This work, Veluti in Speculum (1962) is from Hofmann’s so-called Renate series, a group of paintings he made as a tribute to his wife. Executed at the height of his career, they demonstrate the full power and broad a range of Hofmann’s distinctive style, one of the leading examples of painterly abstraction.
Photographed in the Metropolitan Museum of Art in New York City.
It’s always fun to discover a new work by Pop artist /sculptress Marisol (AKA Maria Sol Escobar, born 1930 in Venezuela) when we are out on an art safari. Her pieces, which are like 3D portraits, can be found not only at the Whitney but in the permanent collections of The Met and MOMA as well, and they are instantly recognizable.
Equal parts painting, collage, carving, and assemblage, Women and Dog(1964) was inspired by sources as diverse as its constituent materials. Marisol worked in New York during the emergence of Pop Art in the early 1960s and was one of few women associated with the movement. This sculpture reflects the fascination with everyday life that was fundamental to Pop, and yet its larger-than-life, totemic forms and the multi-faced profiles of the figures belie influences from Pre-Colombian and Native American folk art to analytic Cubism.

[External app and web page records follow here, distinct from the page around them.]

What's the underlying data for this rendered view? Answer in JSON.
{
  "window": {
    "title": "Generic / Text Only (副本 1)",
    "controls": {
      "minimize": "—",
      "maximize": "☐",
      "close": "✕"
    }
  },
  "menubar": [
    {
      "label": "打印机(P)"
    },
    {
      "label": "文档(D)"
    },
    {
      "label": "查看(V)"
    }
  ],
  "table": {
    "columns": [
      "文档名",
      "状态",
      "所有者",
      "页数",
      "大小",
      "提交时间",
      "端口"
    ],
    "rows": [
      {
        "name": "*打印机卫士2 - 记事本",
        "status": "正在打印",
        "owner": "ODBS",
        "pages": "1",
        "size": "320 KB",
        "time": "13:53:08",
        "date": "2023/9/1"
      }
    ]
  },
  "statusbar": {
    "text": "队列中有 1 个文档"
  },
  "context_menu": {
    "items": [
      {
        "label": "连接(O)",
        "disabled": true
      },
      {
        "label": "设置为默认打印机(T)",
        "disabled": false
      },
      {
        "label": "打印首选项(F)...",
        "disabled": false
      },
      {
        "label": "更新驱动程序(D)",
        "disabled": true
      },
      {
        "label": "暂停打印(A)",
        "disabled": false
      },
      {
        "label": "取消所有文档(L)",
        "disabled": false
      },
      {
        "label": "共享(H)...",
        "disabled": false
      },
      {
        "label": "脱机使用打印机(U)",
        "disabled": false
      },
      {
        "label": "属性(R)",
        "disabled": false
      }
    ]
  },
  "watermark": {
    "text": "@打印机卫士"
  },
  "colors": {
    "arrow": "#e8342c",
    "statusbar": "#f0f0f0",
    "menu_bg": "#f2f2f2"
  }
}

The trio of females strolling with a child and a dog seem to suggest Marisol’s interest in social norms and conventions relating to women in society, but the composition is ambiguous. Elements of the women’s clothing are colorfully whimsical, yet they are literally “boxed in” by their garments, and their faces are marked by a deadpan impenetrability. The women, and perhaps the child too, are self-portraits — indeed, a photograph of the artist is applied directly onto the face of one of the figures — suggesting a fluid inhabitation of different female roles and identities.